2. Svadhyaya – ‘Sva’ means self, ‘dhyaya’ means study. This is the Sanskrit word for self study. So many commercial Yoga studios never even touch the importance of observing oneself’s conduct in their classes. This is in fact, one of the precepts under Niyama – which is one of the Eight Limbs of Yoga.
Svadhyaya means to always study and introspect ourself. During an Asana, where it is painful, emotion shows up – watch to see if the pain or tension is moving or easing off in any particular angle? Keep observing and breathing into the pain, and become aware to the relief, and how different it felt when you last did the same Asana.
Outside of Asana, it also means to maintain awareness of ourself, our thoughts, words and actions, our impact on others. And then scrutinise them closely. Did we say something uncalled for today? Is there any area which we could have demonstrated more balance in our actions? These are all necessary in daily action including those times when we are not in a Yoga class.

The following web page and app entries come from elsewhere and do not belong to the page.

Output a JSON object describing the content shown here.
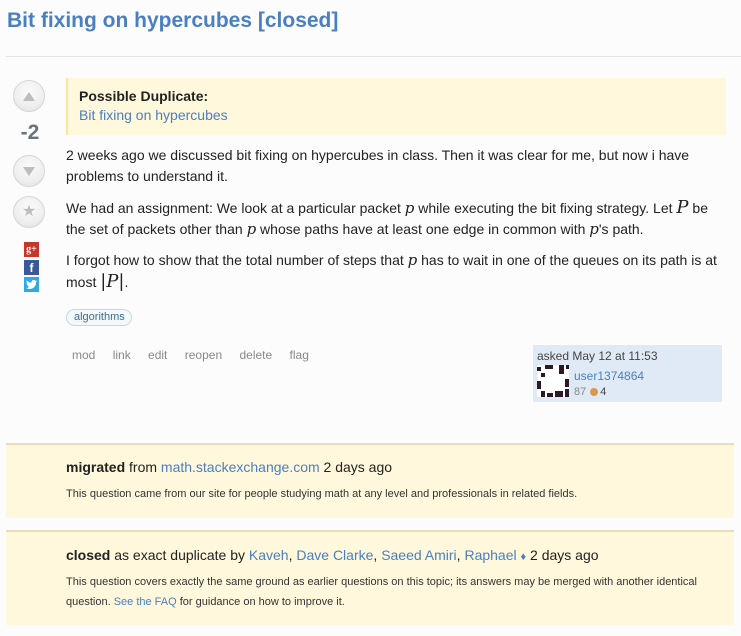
{
  "question": {
    "title": "Bit fixing on hypercubes [closed]",
    "votes": "-2",
    "duplicate_notice": {
      "label": "Possible Duplicate:",
      "link": "Bit fixing on hypercubes"
    },
    "body": {
      "p1": "2 weeks ago we discussed bit fixing on hypercubes in class. Then it was clear for me, but now i have problems to understand it.",
      "p2_a": "We had an assignment: We look at a particular packet ",
      "p2_b": " while executing the bit fixing strategy. Let ",
      "p2_c": " be the set of packets other than ",
      "p2_d": " whose paths have at least one edge in common with ",
      "p2_e": "'s path.",
      "p3_a": "I forgot how to show that the total number of steps that ",
      "p3_b": " has to wait in one of the queues on its path is at most ",
      "p3_c": ".",
      "math_p": "p",
      "math_P": "P",
      "math_absP": "|P|"
    },
    "tags": [
      "algorithms"
    ],
    "menu": [
      "mod",
      "link",
      "edit",
      "reopen",
      "delete",
      "flag"
    ],
    "owner": {
      "asked": "asked May 12 at 11:53",
      "name": "user1374864",
      "reputation": "87",
      "bronze_badges": "4"
    },
    "share": {
      "google": "g+",
      "facebook": "f",
      "twitter": "t"
    }
  },
  "notices": {
    "migrated": {
      "keyword": "migrated",
      "from": " from ",
      "site": "math.stackexchange.com",
      "when": " 2 days ago",
      "description": "This question came from our site for people studying math at any level and professionals in related fields."
    },
    "closed": {
      "keyword": "closed",
      "reason": " as exact duplicate by ",
      "closers": [
        "Kaveh",
        "Dave Clarke",
        "Saeed Amiri",
        "Raphael"
      ],
      "moderator_mark": "♦",
      "when": " 2 days ago",
      "description": "This question covers exactly the same ground as earlier questions on this topic; its answers may be merged with another identical question. ",
      "faq_link": "See the FAQ",
      "description_tail": " for guidance on how to improve it."
    }
  }
}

3. Ishvara Pranidhana – This means to surrender to a higher Divine, or God. Besides the first 2 points highlighted, this is equally important in ensuring progress. Tapas MUST be balanced with Ishvara Pranidhana, and Svadhyaya is more effective when it is done in dialogue with God. Humans are imperfect, that’s the beauty because we can strive towards perfection and make that our practice.
Ishvara Pranidhana includes the process of detaching from the outcomes. It does not mean we should adopt a sloppy careless attitude. We must still practice Tapas to move towards our goals and purposes, but after we done our best, then its time to let go and let God.
Ishvara Pranidhana is even more necessary for Yoga/Meditation and spiritual teachers. There is a higher power behind our existence and awareness, and the burden of the world does not fall on your shoulders.
(C) Linda Loo